Girardi gets hands dirty after ejection

Rothschild also tossed for arguing balls and strikes; Rays' Andriese thumbed for hitting Judge

Girardi gets hands dirty after ejection

ST. PETERSBURG -- Yankees manager Joe Girardi ripped a page out of the old Billy Martin and Lou Piniella playbooks, using his bare hands to cover home plate with dirt after being ejected in the fifth inning of Saturday's game against the Rays at Tropicana Field.

"Just upset," Girardi said after the Yankees' 9-5 loss. "If I'm going to get tossed for asking about one of my coaches, I might as well get my money's worth."

Logan Morrison's two-run single up the middle off rookie reliever Giovanny Gallegos gave Tampa Bay a 9-4 lead, prompting pitching coach Larry Rothschild to come out for a mound visit. Home-plate umpire Scott Barry interrupted the meeting, exchanged words with Rothschild and ejected the pitching coach.

"There were a couple of good pitches in that sequence," Rothschild said. "I just said I thought he missed a couple of pitches. That was it. I didn't raise my voice, didn't swear, didn't do anything."

That caused Girardi to begin a heated argument with Barry, an eight-year big league veteran. The ejection was Girardi's second of the season, 37th of his career and 32nd as the Yankees' manager. Rothschild was tossed for the fourth time in his current role.

"No one knew what Larry said to him; he wasn't showing him up," Girardi said. "So I went and asked him why he threw him out and he said, 'He told me I missed a couple pitches in the sequence, and you can't come out and argue it. And you're gone too.' So I've got an issue with that. It is my right to go find out what he said."

Girardi added that he thought Barry "stared down some of our hitters today, too, when they questioned some calls."

"When Scott went out there to break the conference up, which is what he's supposed to do after 30 seconds, Rothschild argued pitches," crew chief Paul Emmel said. "Same with Joe. He argued pitches. You cannot argue pitches. He was ejected for arguing pitches."

Andriese gets ejected

Tempers flared further in the sixth inning when Rays starter Matt Andriese drilled Aaron Judge with a 90.4-mph fastball, prompting Barry to eject him.

"I was pretty surprised," Andriese said. "I didn't know if there were any warnings or anything like that. I was just going about my business the right way and making a pitch inside. I was very surprised to see that."

Emmel said that Andriese was ejected for intentionally throwing at the hitter. The Yankees' Tommy Layne had hit Corey Dickerson in the upper back with an 87-mph two-seamer in the fifth inning after Dickerson homered twice off Masahiro Tanaka. Andriese had hit Matt Holliday with a 3-2 slider a half-inning earlier.

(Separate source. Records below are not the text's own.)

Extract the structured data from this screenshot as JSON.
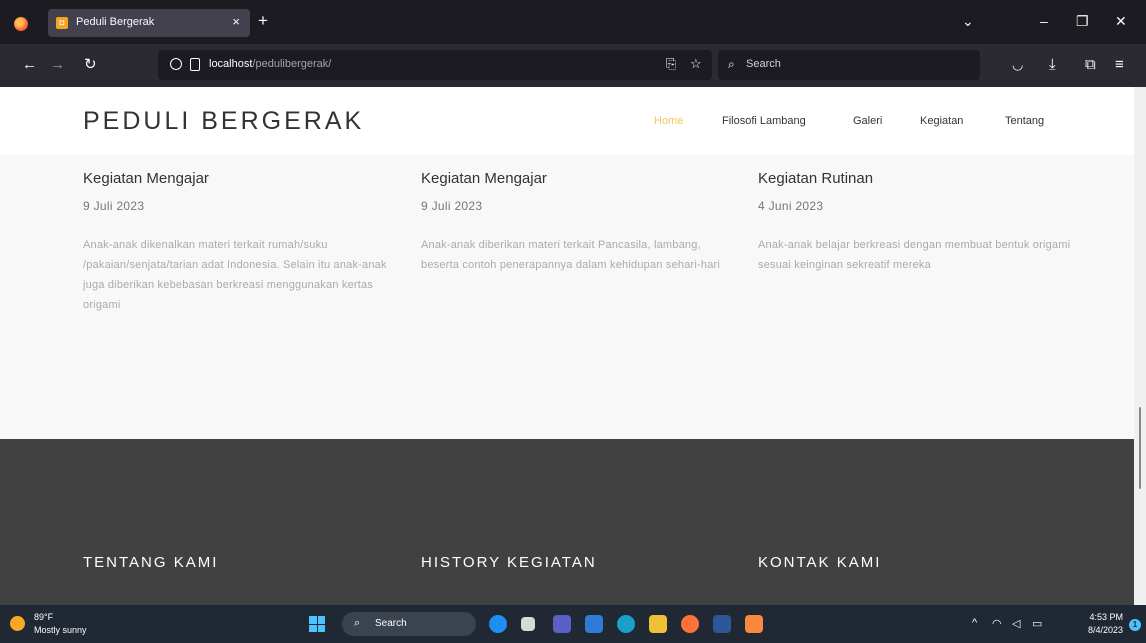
{
  "browser": {
    "tab_title": "Peduli Bergerak",
    "tab_close": "×",
    "new_tab": "+",
    "url_host": "localhost",
    "url_path": "/pedulibergerak/",
    "search_placeholder": "Search",
    "icons": [
      "firefox-logo",
      "back-arrow",
      "forward-arrow",
      "reload",
      "shield",
      "page",
      "translate",
      "star",
      "pocket",
      "download",
      "extensions",
      "menu"
    ]
  },
  "site": {
    "brand": "PEDULI BERGERAK",
    "menu": [
      {
        "label": "Home",
        "active": true
      },
      {
        "label": "Filosofi Lambang"
      },
      {
        "label": "Galeri"
      },
      {
        "label": "Kegiatan"
      },
      {
        "label": "Tentang"
      }
    ],
    "accent_color": "#f4c95d"
  },
  "activities": [
    {
      "title": "Kegiatan Mengajar",
      "date": "9 Juli 2023",
      "description": "Anak-anak dikenalkan materi terkait rumah/suku /pakaian/senjata/tarian adat Indonesia. Selain itu anak-anak juga diberikan kebebasan berkreasi menggunakan kertas origami"
    },
    {
      "title": "Kegiatan Mengajar",
      "date": "9 Juli 2023",
      "description": "Anak-anak diberikan materi terkait Pancasila, lambang, beserta contoh penerapannya dalam kehidupan sehari-hari"
    },
    {
      "title": "Kegiatan Rutinan",
      "date": "4 Juni 2023",
      "description": "Anak-anak belajar berkreasi dengan membuat bentuk origami sesuai keinginan sekreatif mereka"
    }
  ],
  "footer": {
    "headings": [
      "TENTANG KAMI",
      "HISTORY KEGIATAN",
      "KONTAK KAMI"
    ]
  },
  "taskbar": {
    "weather_temp": "89°F",
    "weather_condition": "Mostly sunny",
    "search_label": "Search",
    "time": "4:53 PM",
    "date": "8/4/2023",
    "notification_count": "1"
  }
}
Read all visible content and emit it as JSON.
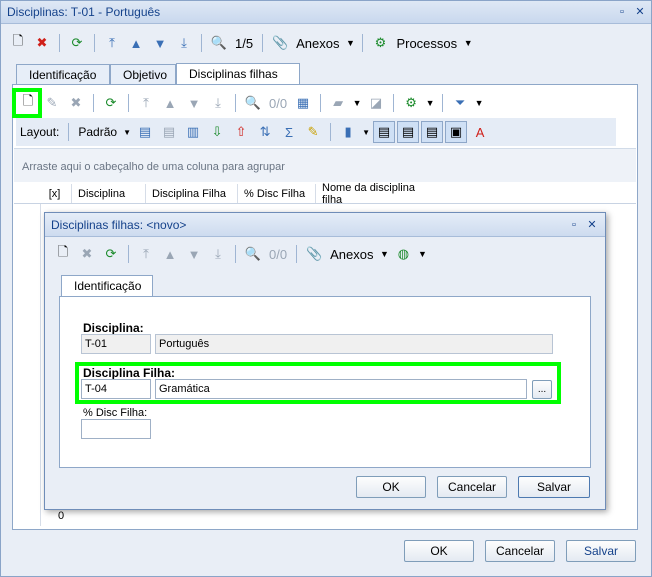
{
  "window": {
    "title": "Disciplinas: T-01 - Português"
  },
  "main_toolbar": {
    "record_count": "1/5",
    "anexos": "Anexos",
    "processos": "Processos"
  },
  "tabs": [
    "Identificação",
    "Objetivo",
    "Disciplinas filhas"
  ],
  "grid_toolbar": {
    "count": "0/0"
  },
  "layout_bar": {
    "layout_label": "Layout:",
    "layout_value": "Padrão"
  },
  "grid": {
    "group_hint": "Arraste aqui o cabeçalho de uma coluna para agrupar",
    "columns": [
      "[x]",
      "Disciplina",
      "Disciplina Filha",
      "% Disc Filha",
      "Nome da disciplina filha"
    ],
    "footer_value": "0"
  },
  "dialog": {
    "title": "Disciplinas filhas: <novo>",
    "toolbar": {
      "count": "0/0",
      "anexos": "Anexos"
    },
    "tab": "Identificação",
    "disciplina_label": "Disciplina:",
    "disciplina_code": "T-01",
    "disciplina_name": "Português",
    "filha_label": "Disciplina Filha:",
    "filha_code": "T-04",
    "filha_name": "Gramática",
    "browse": "...",
    "pct_label": "% Disc Filha:",
    "pct_value": "",
    "ok": "OK",
    "cancel": "Cancelar",
    "save": "Salvar"
  },
  "buttons": {
    "ok": "OK",
    "cancel": "Cancelar",
    "save": "Salvar"
  }
}
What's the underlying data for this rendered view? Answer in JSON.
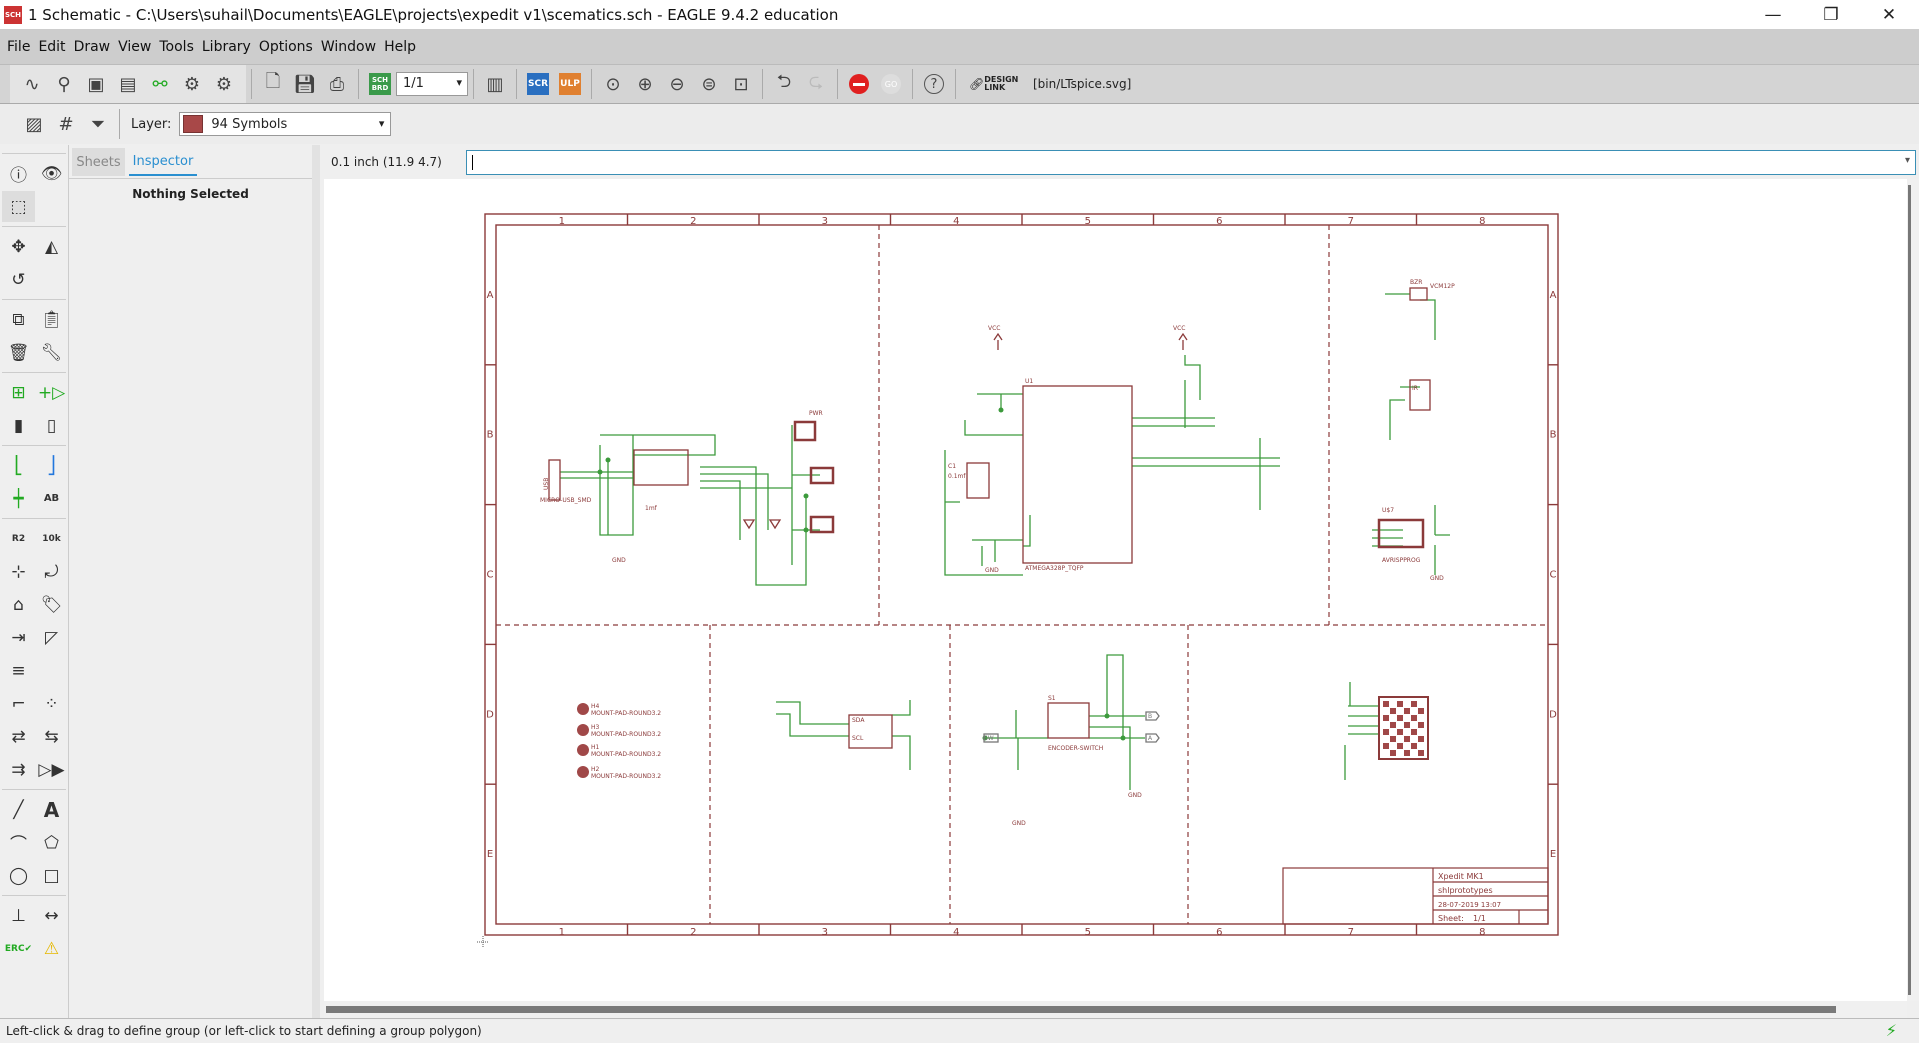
{
  "window": {
    "title": "1 Schematic - C:\\Users\\suhail\\Documents\\EAGLE\\projects\\expedit v1\\scematics.sch - EAGLE 9.4.2 education",
    "app_icon": "SCH",
    "minimize": "—",
    "restore": "❐",
    "close": "✕"
  },
  "menu": [
    "File",
    "Edit",
    "Draw",
    "View",
    "Tools",
    "Library",
    "Options",
    "Window",
    "Help"
  ],
  "toolbar": {
    "sheet_value": "1/1",
    "sch_brd": "SCH BRD",
    "scr": "SCR",
    "ulp": "ULP",
    "go": "GO",
    "design_link": "DESIGN LINK",
    "ulp_path": "[bin/LTspice.svg]",
    "stop_color": "#e02020"
  },
  "toolbar2": {
    "layer_label": "Layer:",
    "layer_value": "94 Symbols",
    "layer_color": "#a84848"
  },
  "panel": {
    "tabs": [
      "Sheets",
      "Inspector"
    ],
    "active_tab": "Inspector",
    "message": "Nothing Selected"
  },
  "command": {
    "grid_readout": "0.1 inch (11.9 4.7)",
    "value": ""
  },
  "status": {
    "message": "Left-click & drag to define group (or left-click to start defining a group polygon)"
  },
  "schematic": {
    "columns": [
      "1",
      "2",
      "3",
      "4",
      "5",
      "6",
      "7",
      "8"
    ],
    "rows": [
      "A",
      "B",
      "C",
      "D",
      "E"
    ],
    "frame_color": "#8b3a3a",
    "wire_color": "#3c9a3c",
    "labels": {
      "usb": "USB",
      "usb_part": "MICRO-USB_SMD",
      "u1": "U1",
      "mcu": "ATMEGA328P_TQFP",
      "c1": "C1",
      "c1_val": "0.1mf",
      "c4_val": "1mf",
      "pwr": "PWR",
      "s1": "S1",
      "encoder": "ENCODER-SWITCH",
      "sw": "SW",
      "a": "A",
      "b": "B",
      "avr_ref": "U$7",
      "avr": "AVRISPPROG",
      "bzr": "BZR",
      "bzr_part": "VCM12P",
      "sda": "SDA",
      "scl": "SCL",
      "vcc": "VCC",
      "gnd": "GND",
      "ir": "IR"
    },
    "mount_pads": [
      {
        "ref": "H4",
        "part": "MOUNT-PAD-ROUND3.2"
      },
      {
        "ref": "H3",
        "part": "MOUNT-PAD-ROUND3.2"
      },
      {
        "ref": "H1",
        "part": "MOUNT-PAD-ROUND3.2"
      },
      {
        "ref": "H2",
        "part": "MOUNT-PAD-ROUND3.2"
      }
    ],
    "title_block": {
      "title": "Xpedit MK1",
      "company": "shlprototypes",
      "date": "28-07-2019 13:07",
      "sheet_label": "Sheet:",
      "sheet_value": "1/1"
    }
  }
}
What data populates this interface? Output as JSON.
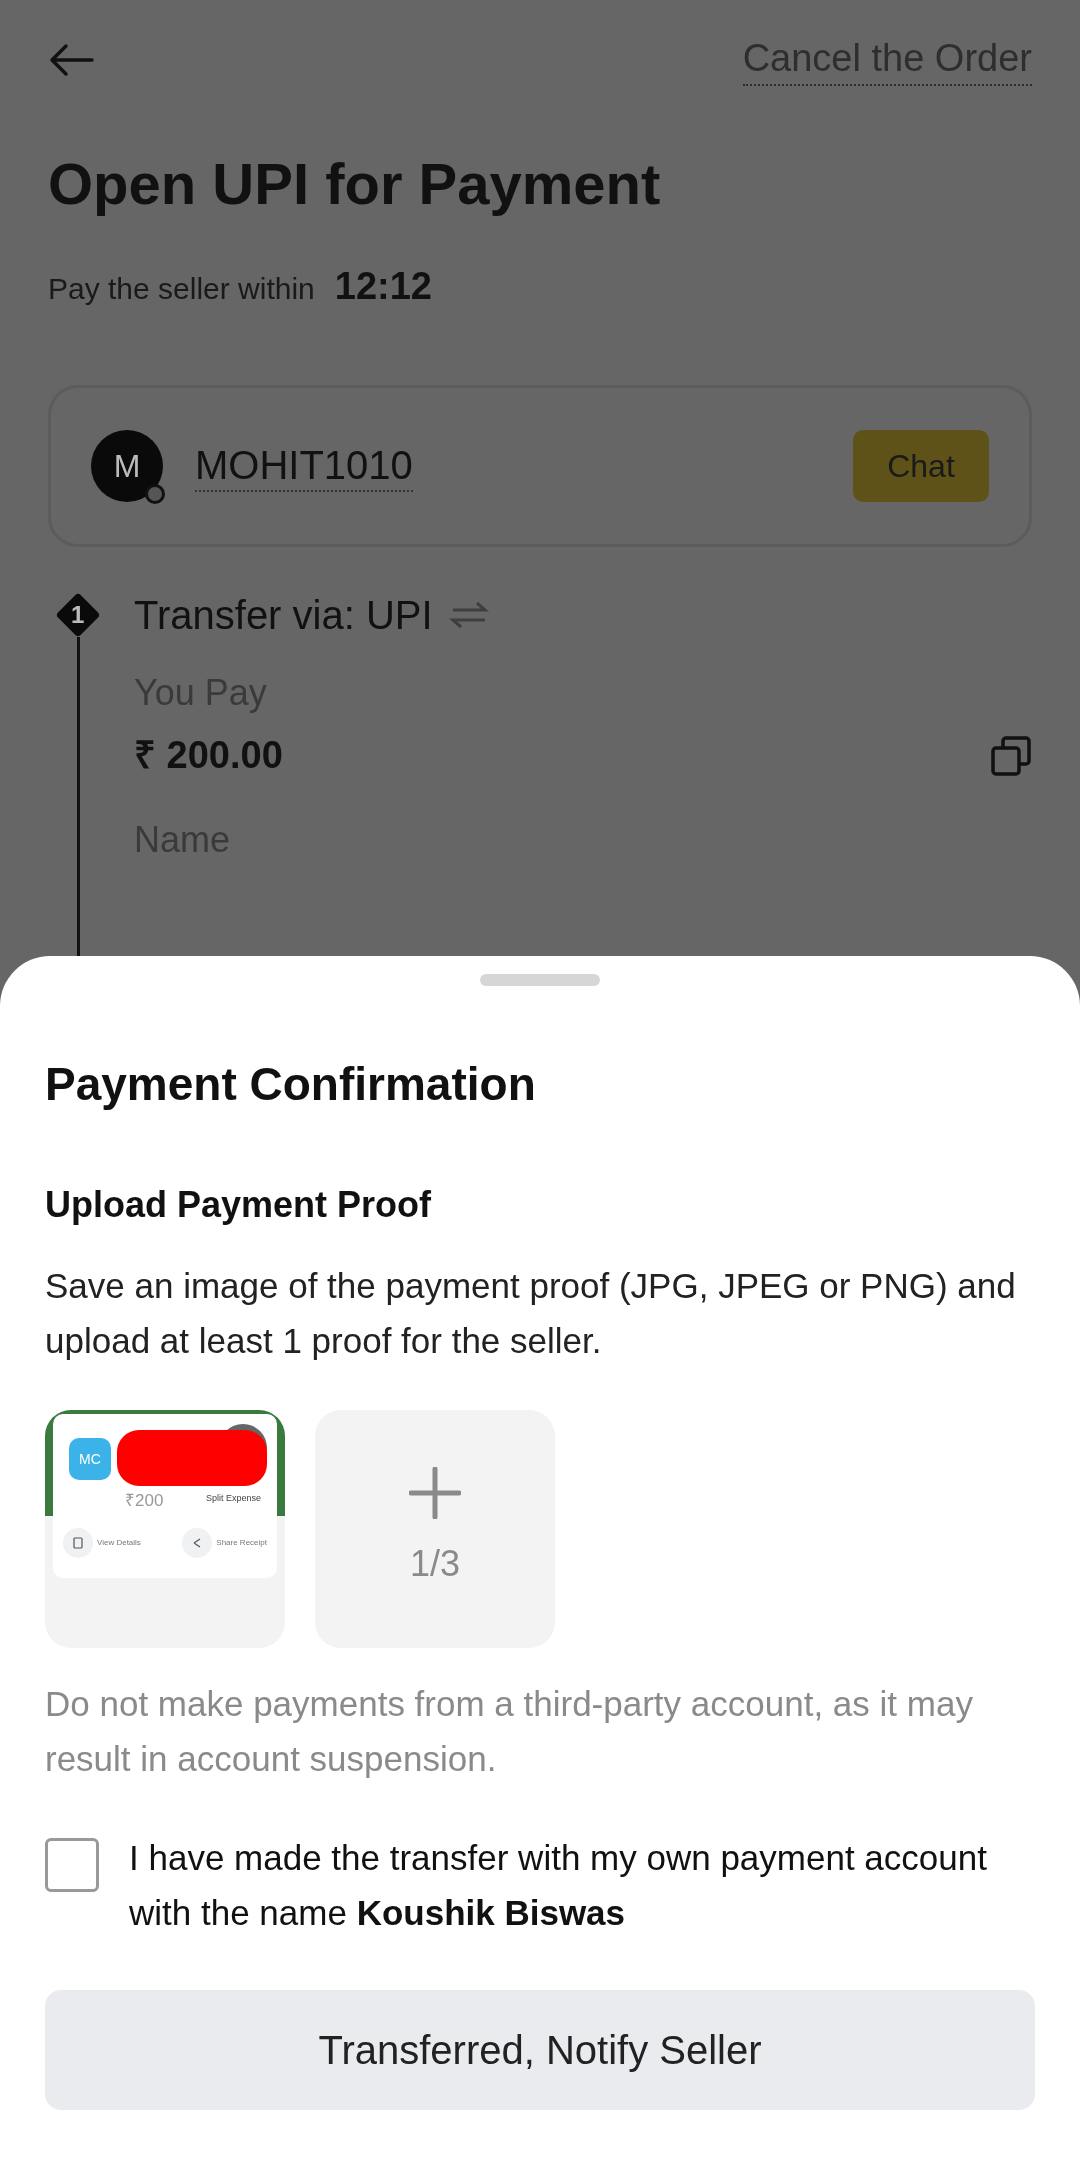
{
  "header": {
    "cancel_link": "Cancel the Order"
  },
  "title": "Open UPI for Payment",
  "timer": {
    "label": "Pay the seller within",
    "value": "12:12"
  },
  "seller": {
    "avatar_letter": "M",
    "name": "MOHIT1010",
    "chat_button": "Chat"
  },
  "step": {
    "number": "1",
    "title": "Transfer via: UPI",
    "fields": [
      {
        "label": "You Pay",
        "value": "₹ 200.00"
      },
      {
        "label": "Name"
      }
    ]
  },
  "sheet": {
    "title": "Payment Confirmation",
    "section_title": "Upload Payment Proof",
    "instructions": "Save an image of the payment proof (JPG, JPEG or PNG) and upload at least 1 proof for the seller.",
    "proof": {
      "initials": "MC",
      "amount": "₹200",
      "action": "Split Expense",
      "buttons": [
        "View Details",
        "Share Receipt"
      ]
    },
    "upload_count": "1/3",
    "warning": "Do not make payments from a third-party account, as it may result in account suspension.",
    "confirm": {
      "checked": false,
      "text": "I have made the transfer with my own payment account with the name **Koushik Biswas**"
    },
    "submit_button": "Transferred, Notify Seller"
  }
}
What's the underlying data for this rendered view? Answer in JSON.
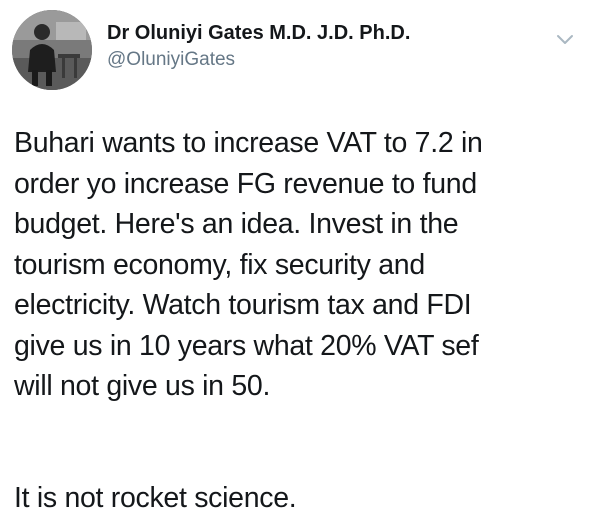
{
  "author": {
    "display_name": "Dr Oluniyi Gates M.D. J.D. Ph.D.",
    "handle": "@OluniyiGates"
  },
  "tweet": {
    "lines": [
      "Buhari wants to increase VAT to 7.2 in",
      "order yo increase FG revenue to fund",
      "budget. Here's an idea. Invest in the",
      "tourism economy, fix security and",
      "electricity. Watch tourism tax and FDI",
      "give us in 10 years what 20% VAT sef",
      "will not give us in 50."
    ],
    "second_paragraph": "It is not rocket science."
  },
  "icons": {
    "menu": "chevron-down-icon",
    "avatar": "avatar"
  },
  "colors": {
    "text": "#14171a",
    "secondary": "#657786",
    "chevron": "#aab8c2"
  }
}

Holliday hit by pitch

"I didn't really think much of it," Judge said. "I know that Tommy was pitching, and a sinker got away and got Dickerson. It's baseball. It's going to happen and they're going to get guys. I was the one that got hit. It's just part of it. I was going to take my base, and it's part of the game."

"I know that umpire really well," Rays manager Kevin Cash said. "He's trying to do a good job. He felt it was time for Matt to go, and that's the decision you live with."

Dickerson said he wasn't expecting to be hit in the fifth.

Dickerson gets hit by a pitch

"I was looking for another good pitch to hit and you know, it hit me," Dickerson said. "The only thing I didn't like about it was where it was located. I mean, if it was on purpose and he hit me, that's OK. I just took my base and went on about it."

Bryan Hoch has covered the Yankees for MLB.com since 2007. Follow him on Twitter @bryanhoch and on Facebook. This story was not subject to the approval of Major League Baseball or its clubs.